• **Task directions**:
The entries are to be reproduced verbatim, with all pictures omitted.

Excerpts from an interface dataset

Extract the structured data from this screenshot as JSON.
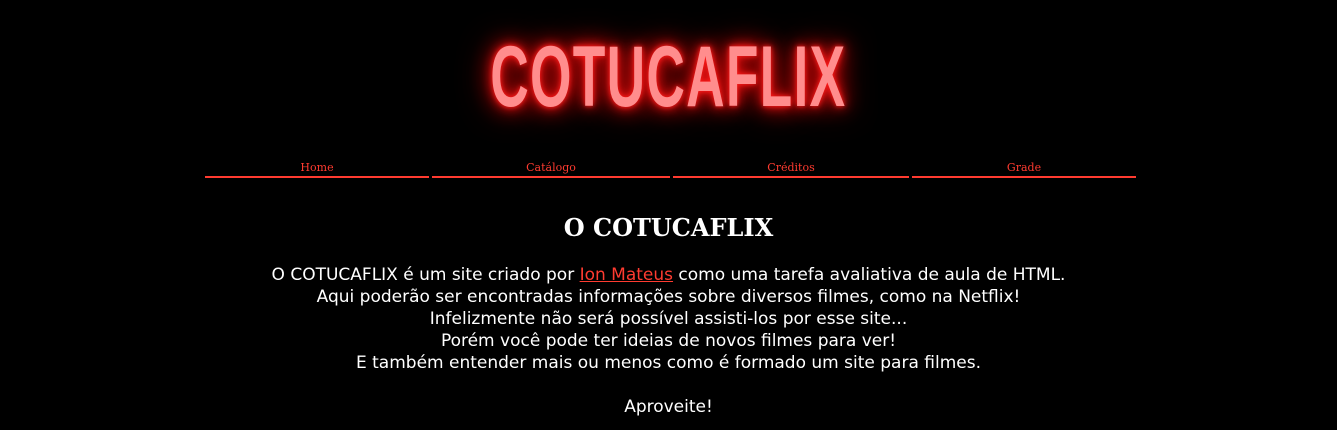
{
  "header": {
    "logo_text": "COTUCAFLIX"
  },
  "nav": {
    "items": [
      {
        "label": "Home"
      },
      {
        "label": "Catálogo"
      },
      {
        "label": "Créditos"
      },
      {
        "label": "Grade"
      }
    ]
  },
  "main": {
    "title": "O COTUCAFLIX",
    "intro_before_link": "O COTUCAFLIX é um site criado por ",
    "author_link": "Ion Mateus",
    "intro_after_link": " como uma tarefa avaliativa de aula de HTML.",
    "line2": "Aqui poderão ser encontradas informações sobre diversos filmes, como na Netflix!",
    "line3": "Infelizmente não será possível assisti-los por esse site...",
    "line4": "Porém você pode ter ideias de novos filmes para ver!",
    "line5": "E também entender mais ou menos como é formado um site para filmes.",
    "closing": "Aproveite!"
  },
  "colors": {
    "background": "#000000",
    "accent": "#ff3b30",
    "logo_glow": "#ff1a1a",
    "logo_fill": "#ff8d8d",
    "text": "#ffffff"
  }
}
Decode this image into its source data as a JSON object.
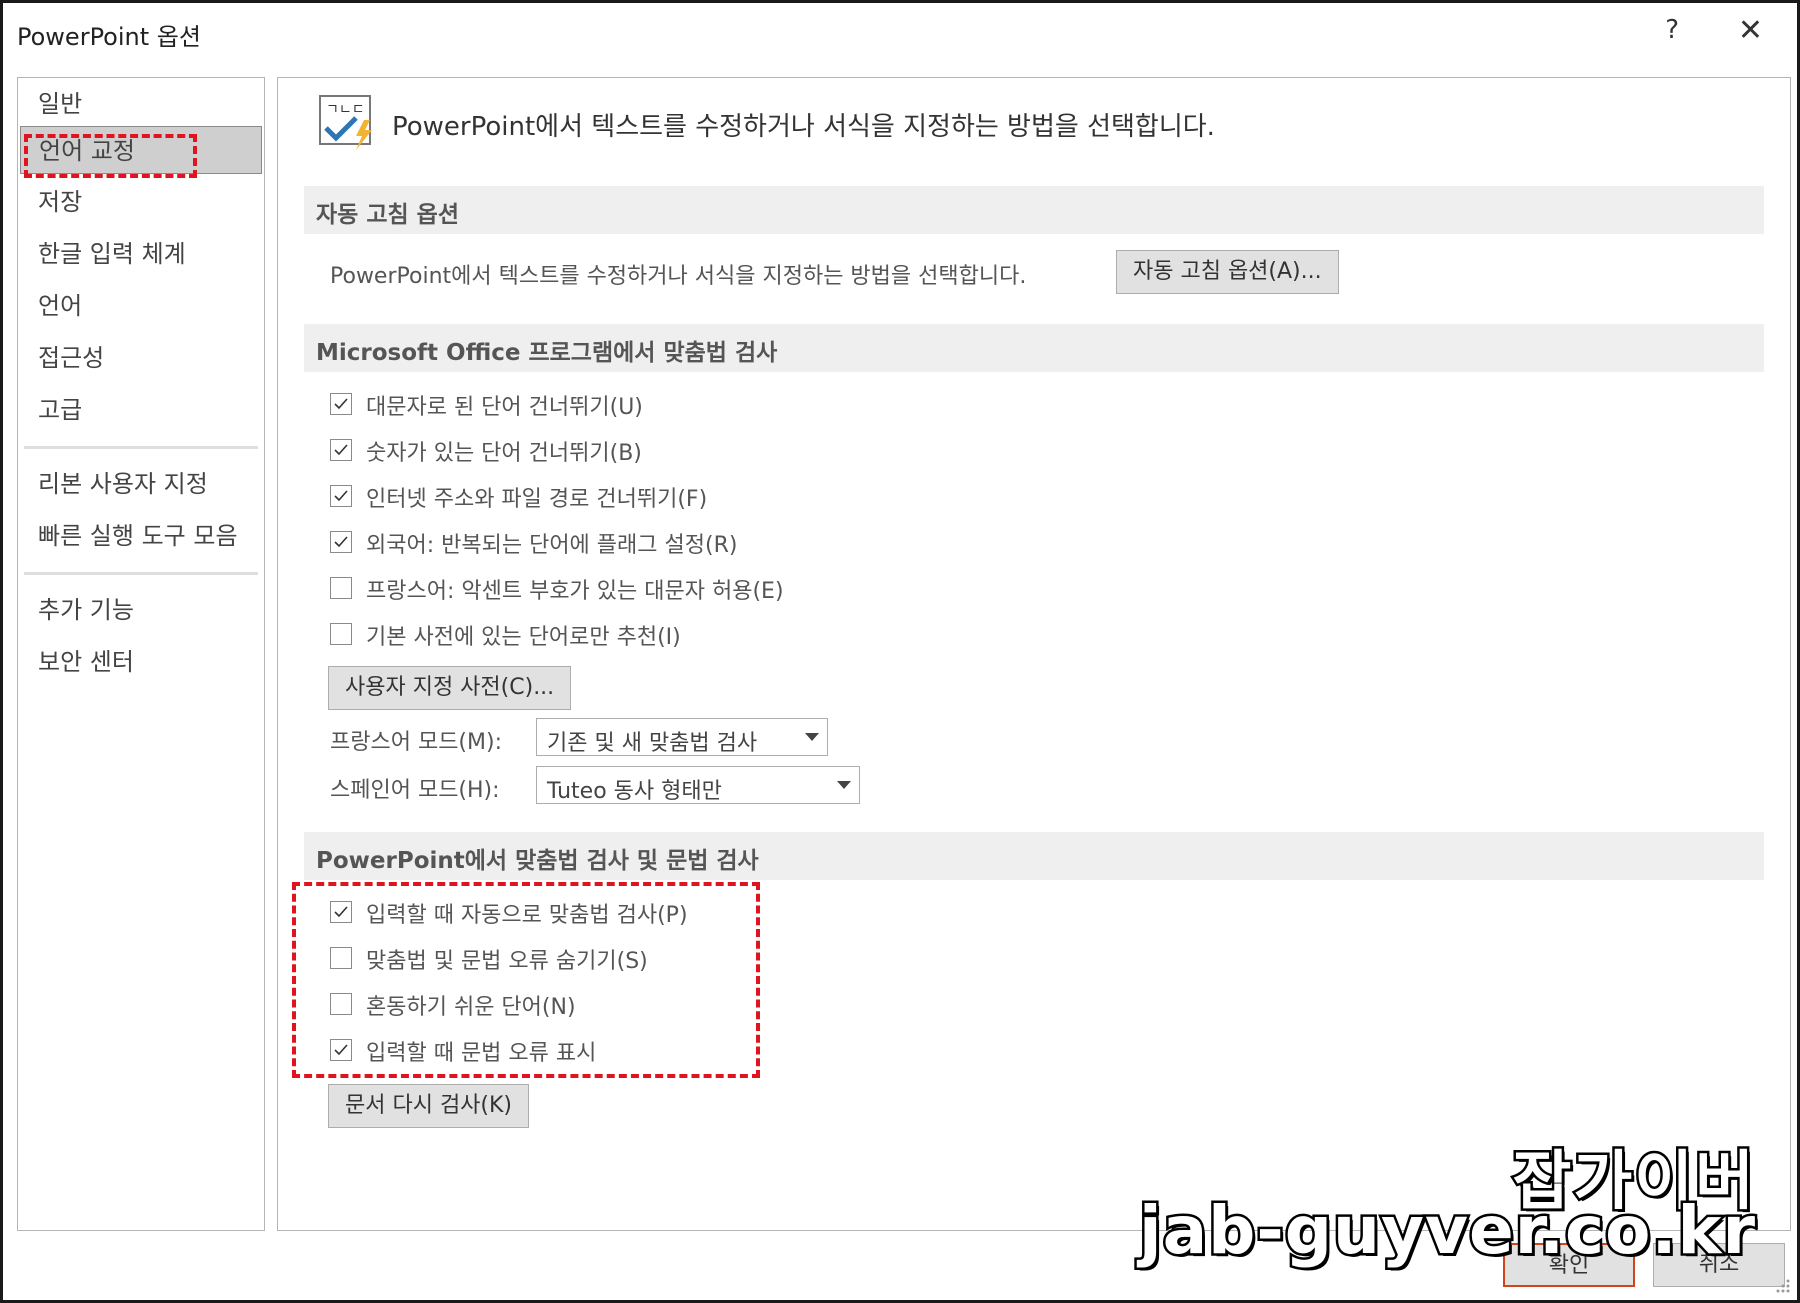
{
  "window": {
    "title": "PowerPoint 옵션",
    "help_label": "?",
    "close_label": "✕"
  },
  "sidebar": {
    "items": [
      {
        "label": "일반",
        "selected": false
      },
      {
        "label": "언어 교정",
        "selected": true
      },
      {
        "label": "저장",
        "selected": false
      },
      {
        "label": "한글 입력 체계",
        "selected": false
      },
      {
        "label": "언어",
        "selected": false
      },
      {
        "label": "접근성",
        "selected": false
      },
      {
        "label": "고급",
        "selected": false
      },
      {
        "label": "리본 사용자 지정",
        "selected": false
      },
      {
        "label": "빠른 실행 도구 모음",
        "selected": false
      },
      {
        "label": "추가 기능",
        "selected": false
      },
      {
        "label": "보안 센터",
        "selected": false
      }
    ]
  },
  "main": {
    "intro_icon_text": "ㄱㄴㄷ",
    "intro": "PowerPoint에서 텍스트를 수정하거나 서식을 지정하는 방법을 선택합니다.",
    "autocorrect": {
      "title": "자동 고침 옵션",
      "description": "PowerPoint에서 텍스트를 수정하거나 서식을 지정하는 방법을 선택합니다.",
      "button": "자동 고침 옵션(A)..."
    },
    "office_spelling": {
      "title": "Microsoft Office 프로그램에서 맞춤법 검사",
      "options": [
        {
          "label": "대문자로 된 단어 건너뛰기(U)",
          "checked": true
        },
        {
          "label": "숫자가 있는 단어 건너뛰기(B)",
          "checked": true
        },
        {
          "label": "인터넷 주소와 파일 경로 건너뛰기(F)",
          "checked": true
        },
        {
          "label": "외국어: 반복되는 단어에 플래그 설정(R)",
          "checked": true
        },
        {
          "label": "프랑스어: 악센트 부호가 있는 대문자 허용(E)",
          "checked": false
        },
        {
          "label": "기본 사전에 있는 단어로만 추천(I)",
          "checked": false
        }
      ],
      "custom_dict_button": "사용자 지정 사전(C)...",
      "french_mode_label": "프랑스어 모드(M):",
      "french_mode_value": "기존 및 새 맞춤법 검사",
      "spanish_mode_label": "스페인어 모드(H):",
      "spanish_mode_value": "Tuteo 동사 형태만"
    },
    "ppt_spelling": {
      "title": "PowerPoint에서 맞춤법 검사 및 문법 검사",
      "options": [
        {
          "label": "입력할 때 자동으로 맞춤법 검사(P)",
          "checked": true
        },
        {
          "label": "맞춤법 및 문법 오류 숨기기(S)",
          "checked": false
        },
        {
          "label": "혼동하기 쉬운 단어(N)",
          "checked": false
        },
        {
          "label": "입력할 때 문법 오류 표시",
          "checked": true
        }
      ],
      "recheck_button": "문서 다시 검사(K)"
    }
  },
  "footer": {
    "ok": "확인",
    "cancel": "취소"
  },
  "watermark": {
    "line1": "잡가이버",
    "line2": "jab-guyver.co.kr"
  },
  "colors": {
    "highlight": "#e0141e",
    "check": "#333333",
    "icon_check": "#2e75b6",
    "icon_bolt": "#f2b233"
  }
}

• **Written solution**:
Extract the structured data from this screenshot as JSON.
{
  "header": {
    "logo_text": "COTUCAFLIX"
  },
  "nav": {
    "items": [
      {
        "label": "Home"
      },
      {
        "label": "Catálogo"
      },
      {
        "label": "Créditos"
      },
      {
        "label": "Grade"
      }
    ]
  },
  "main": {
    "title": "O COTUCAFLIX",
    "intro_before_link": "O COTUCAFLIX é um site criado por ",
    "author_link": "Ion Mateus",
    "intro_after_link": " como uma tarefa avaliativa de aula de HTML.",
    "line2": "Aqui poderão ser encontradas informações sobre diversos filmes, como na Netflix!",
    "line3": "Infelizmente não será possível assisti-los por esse site...",
    "line4": "Porém você pode ter ideias de novos filmes para ver!",
    "line5": "E também entender mais ou menos como é formado um site para filmes.",
    "closing": "Aproveite!"
  },
  "colors": {
    "background": "#000000",
    "accent": "#ff3b30",
    "logo_glow": "#ff1a1a",
    "logo_fill": "#ff8d8d",
    "text": "#ffffff"
  }
}
Decode this image into its source data as a JSON object.
{
  "window": {
    "title": "PowerPoint 옵션",
    "help_label": "?",
    "close_label": "✕"
  },
  "sidebar": {
    "items": [
      {
        "label": "일반",
        "selected": false
      },
      {
        "label": "언어 교정",
        "selected": true
      },
      {
        "label": "저장",
        "selected": false
      },
      {
        "label": "한글 입력 체계",
        "selected": false
      },
      {
        "label": "언어",
        "selected": false
      },
      {
        "label": "접근성",
        "selected": false
      },
      {
        "label": "고급",
        "selected": false
      },
      {
        "label": "리본 사용자 지정",
        "selected": false
      },
      {
        "label": "빠른 실행 도구 모음",
        "selected": false
      },
      {
        "label": "추가 기능",
        "selected": false
      },
      {
        "label": "보안 센터",
        "selected": false
      }
    ]
  },
  "main": {
    "intro_icon_text": "ㄱㄴㄷ",
    "intro": "PowerPoint에서 텍스트를 수정하거나 서식을 지정하는 방법을 선택합니다.",
    "autocorrect": {
      "title": "자동 고침 옵션",
      "description": "PowerPoint에서 텍스트를 수정하거나 서식을 지정하는 방법을 선택합니다.",
      "button": "자동 고침 옵션(A)..."
    },
    "office_spelling": {
      "title": "Microsoft Office 프로그램에서 맞춤법 검사",
      "options": [
        {
          "label": "대문자로 된 단어 건너뛰기(U)",
          "checked": true
        },
        {
          "label": "숫자가 있는 단어 건너뛰기(B)",
          "checked": true
        },
        {
          "label": "인터넷 주소와 파일 경로 건너뛰기(F)",
          "checked": true
        },
        {
          "label": "외국어: 반복되는 단어에 플래그 설정(R)",
          "checked": true
        },
        {
          "label": "프랑스어: 악센트 부호가 있는 대문자 허용(E)",
          "checked": false
        },
        {
          "label": "기본 사전에 있는 단어로만 추천(I)",
          "checked": false
        }
      ],
      "custom_dict_button": "사용자 지정 사전(C)...",
      "french_mode_label": "프랑스어 모드(M):",
      "french_mode_value": "기존 및 새 맞춤법 검사",
      "spanish_mode_label": "스페인어 모드(H):",
      "spanish_mode_value": "Tuteo 동사 형태만"
    },
    "ppt_spelling": {
      "title": "PowerPoint에서 맞춤법 검사 및 문법 검사",
      "options": [
        {
          "label": "입력할 때 자동으로 맞춤법 검사(P)",
          "checked": true
        },
        {
          "label": "맞춤법 및 문법 오류 숨기기(S)",
          "checked": false
        },
        {
          "label": "혼동하기 쉬운 단어(N)",
          "checked": false
        },
        {
          "label": "입력할 때 문법 오류 표시",
          "checked": true
        }
      ],
      "recheck_button": "문서 다시 검사(K)"
    }
  },
  "footer": {
    "ok": "확인",
    "cancel": "취소"
  },
  "watermark": {
    "line1": "잡가이버",
    "line2": "jab-guyver.co.kr"
  },
  "colors": {
    "highlight": "#e0141e",
    "check": "#333333",
    "icon_check": "#2e75b6",
    "icon_bolt": "#f2b233"
  }
}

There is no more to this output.